Stored dataset items:
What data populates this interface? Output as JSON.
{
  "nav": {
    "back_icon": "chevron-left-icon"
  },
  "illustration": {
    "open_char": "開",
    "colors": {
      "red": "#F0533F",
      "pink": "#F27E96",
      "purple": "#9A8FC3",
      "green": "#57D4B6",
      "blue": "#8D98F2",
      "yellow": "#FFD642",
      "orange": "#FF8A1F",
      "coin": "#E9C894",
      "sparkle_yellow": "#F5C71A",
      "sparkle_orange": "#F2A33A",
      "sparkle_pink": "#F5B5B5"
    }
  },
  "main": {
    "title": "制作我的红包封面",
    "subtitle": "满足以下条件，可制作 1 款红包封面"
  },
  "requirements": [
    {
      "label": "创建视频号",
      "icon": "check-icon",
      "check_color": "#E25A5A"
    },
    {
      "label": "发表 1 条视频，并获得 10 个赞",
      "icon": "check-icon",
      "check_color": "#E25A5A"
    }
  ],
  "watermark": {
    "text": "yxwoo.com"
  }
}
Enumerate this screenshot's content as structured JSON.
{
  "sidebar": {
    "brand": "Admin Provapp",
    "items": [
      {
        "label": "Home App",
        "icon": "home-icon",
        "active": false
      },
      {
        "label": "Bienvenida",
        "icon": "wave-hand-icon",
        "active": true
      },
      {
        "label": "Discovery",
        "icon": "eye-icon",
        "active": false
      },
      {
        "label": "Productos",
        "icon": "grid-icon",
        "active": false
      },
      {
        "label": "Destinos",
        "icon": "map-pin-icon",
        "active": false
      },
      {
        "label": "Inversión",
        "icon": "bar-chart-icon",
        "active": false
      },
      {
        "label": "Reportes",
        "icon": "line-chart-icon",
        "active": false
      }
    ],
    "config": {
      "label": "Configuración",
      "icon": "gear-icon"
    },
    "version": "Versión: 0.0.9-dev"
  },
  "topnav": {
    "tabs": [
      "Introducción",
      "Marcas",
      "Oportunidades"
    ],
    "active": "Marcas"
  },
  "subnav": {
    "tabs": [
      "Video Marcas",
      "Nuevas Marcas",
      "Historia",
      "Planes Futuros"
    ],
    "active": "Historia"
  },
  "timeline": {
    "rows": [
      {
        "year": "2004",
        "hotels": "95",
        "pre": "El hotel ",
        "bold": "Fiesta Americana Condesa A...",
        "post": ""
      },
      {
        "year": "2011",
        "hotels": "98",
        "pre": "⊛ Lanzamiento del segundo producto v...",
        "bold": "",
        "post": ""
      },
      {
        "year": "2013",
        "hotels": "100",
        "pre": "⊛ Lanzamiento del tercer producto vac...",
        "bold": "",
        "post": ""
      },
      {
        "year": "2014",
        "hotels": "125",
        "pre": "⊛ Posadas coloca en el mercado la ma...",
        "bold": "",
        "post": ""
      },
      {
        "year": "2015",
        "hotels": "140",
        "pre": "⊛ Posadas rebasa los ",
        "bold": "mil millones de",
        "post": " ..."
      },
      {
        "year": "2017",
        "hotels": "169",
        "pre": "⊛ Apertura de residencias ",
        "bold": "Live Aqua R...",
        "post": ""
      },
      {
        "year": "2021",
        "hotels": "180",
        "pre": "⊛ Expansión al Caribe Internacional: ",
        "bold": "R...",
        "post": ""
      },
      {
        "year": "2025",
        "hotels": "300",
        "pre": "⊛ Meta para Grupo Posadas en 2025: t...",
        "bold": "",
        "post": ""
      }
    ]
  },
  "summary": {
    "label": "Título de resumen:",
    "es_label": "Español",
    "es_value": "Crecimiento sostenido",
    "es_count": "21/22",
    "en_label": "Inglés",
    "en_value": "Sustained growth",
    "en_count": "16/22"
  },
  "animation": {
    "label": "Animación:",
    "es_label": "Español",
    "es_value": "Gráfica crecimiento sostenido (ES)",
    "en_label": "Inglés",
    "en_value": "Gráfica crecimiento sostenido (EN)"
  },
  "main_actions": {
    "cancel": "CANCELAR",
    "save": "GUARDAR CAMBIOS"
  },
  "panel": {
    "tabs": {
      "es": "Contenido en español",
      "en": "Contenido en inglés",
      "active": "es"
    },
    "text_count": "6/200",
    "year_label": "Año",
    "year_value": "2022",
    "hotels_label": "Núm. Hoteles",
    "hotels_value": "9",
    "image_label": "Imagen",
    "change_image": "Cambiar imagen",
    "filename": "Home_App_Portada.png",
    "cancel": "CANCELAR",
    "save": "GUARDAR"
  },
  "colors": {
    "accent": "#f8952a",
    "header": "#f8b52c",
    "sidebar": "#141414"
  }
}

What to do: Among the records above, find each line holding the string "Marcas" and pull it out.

Answer box:
      "Marcas",
    "active": "Marcas"
      "Video Marcas",
      "Nuevas Marcas",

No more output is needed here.